In this sense our UK Nepali women’s community is impacting on culturally sensitive/appropriate gender equality change and women’s empowerment in Nepal itself, which in the upper caste and political and business leads circles of Kathmandu, accelerating considerably. In the main ‘Culture’ component of this information resource, further information is provided regarding UK Nepali women, including in particular two interviews (representative of younger and often HE educated, generation Nepali women’s experiences and perspectives) in its Gender – women’s roles, rights and search for equality, section.

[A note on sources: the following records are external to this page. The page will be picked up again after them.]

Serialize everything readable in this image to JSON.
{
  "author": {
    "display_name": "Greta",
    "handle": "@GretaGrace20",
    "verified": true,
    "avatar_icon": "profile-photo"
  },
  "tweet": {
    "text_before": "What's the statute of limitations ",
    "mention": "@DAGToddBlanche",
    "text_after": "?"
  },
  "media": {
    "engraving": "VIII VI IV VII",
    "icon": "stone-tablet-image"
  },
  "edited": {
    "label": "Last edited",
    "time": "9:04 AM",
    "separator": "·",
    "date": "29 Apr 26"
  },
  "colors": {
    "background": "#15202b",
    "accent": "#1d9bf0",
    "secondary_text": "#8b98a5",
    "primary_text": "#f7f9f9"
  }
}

Sexual orientation and gender minorities (LGB&T): In Nepal LGB&T community members still face major often extreme personally disastrous prejudice and reactions at family, employment/career, and societal levels. Consequently the natural reticence to share sexual or gender minority identity for such reasons has to date transferred for Nepali LGB&Ts (that the UK Home Office ‘hostile environment’ at time of providing this information, aggravates in the case of Nepali LGB&Ts through its treatment of the latter under the UK immigration regime).
The UKNFS through a National Lottery funded research project on health and wellbeing issues and needs exploration in the 2014 – 2015 period found for example that out of a large (300+ individuals) sample size of participants in SE London’s Nepali community, revealed a 0% participation rate by the latter’s LGB&T community (in the UK, Nepal, globally, never less than 6% out of the total given population are on the basis of extensive academic research and other evidence, LGB or T. This meant that the 6%+ LGB&T participants of the research project weren’t comfortable and probably were afraid to disclose their sexual orientation or gender identity to the researchers, who were Nepali.

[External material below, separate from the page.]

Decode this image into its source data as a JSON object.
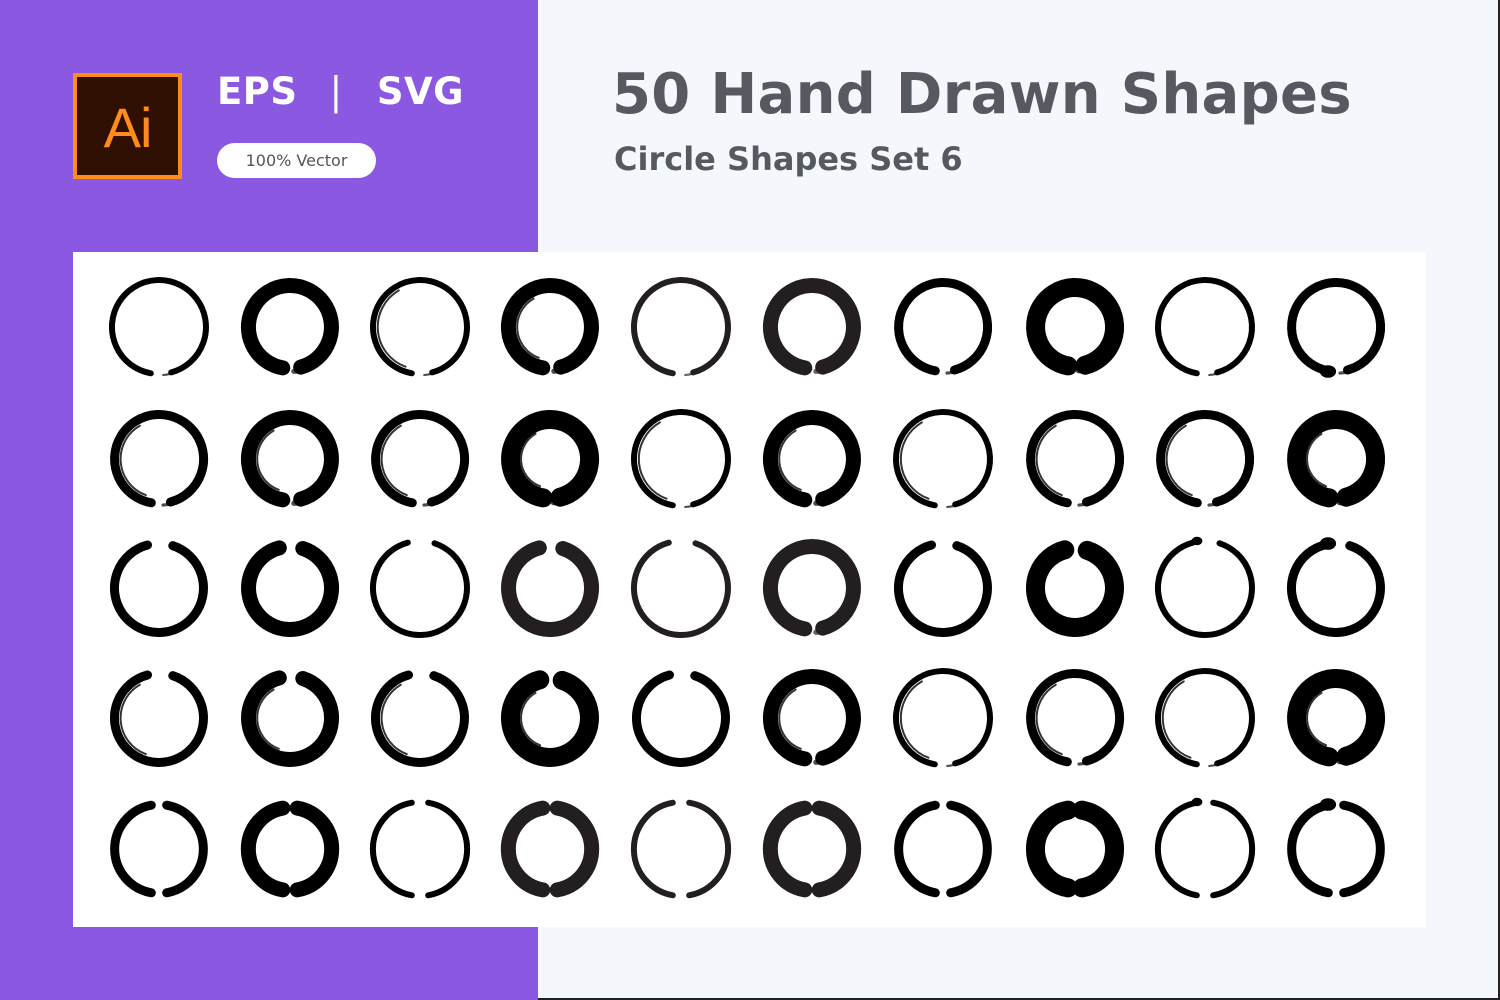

In the UK, Nepali LGB&T community members exist, and not a few have found the UK a more appropriate and, generally speaking, respectful of their identities, society than that of Nepal itself: not a few are in dual heritage Anglo-Nepali partnerships/marriages/civil partnerships. However, generally, we through outreach to UK Nepali LGB&T community members as part of developing the content of this information resource, have found that almost universally these community members have to conceal their identities in regard to broader UK Nepali community communication. Nevertheless, the community takes part in the UK’s broader LGB&T South Asian sub-culture through once monthly London dedicated South Asian LGB&T community nightclub events and in other ways.
Dual nationality couples:
Increasing numbers of loving couples, married partners or civil partners, in the UK, two loving individuals from different nationalities, cultures and ethnicities/races have from the earliest times and especially since the second half of the 20th Century and more than ever now in the early 21st Century, been coming together to form unions. This phenomenon is also accelerating in regard to indigenous British and Nepalis.
Such unions result in equal level mutually rewarding learning about each partner’s given culture, and as such produce a unique phenomenon of Pan-Western/British – South Asian/Nepali life-long sharing of cultures and even forming distinct transcultural lived and developed experience, happiness and wisdom: the very opposite of the phenomenon of defensive, ignorance-based racism. As such, although small in number still, Anglo-Nepali couples count as a particularly important UK Nepali sub-population.
There is at least one example of an Nepali-English married couple where the indigenous British side of the partnership is a famous UK pop musician, there are UK – Nepali same-sex married/civil partner couples, and even major UK Nepali-retired Gurkha community leads married not to Nepalis but to indigenous British wives.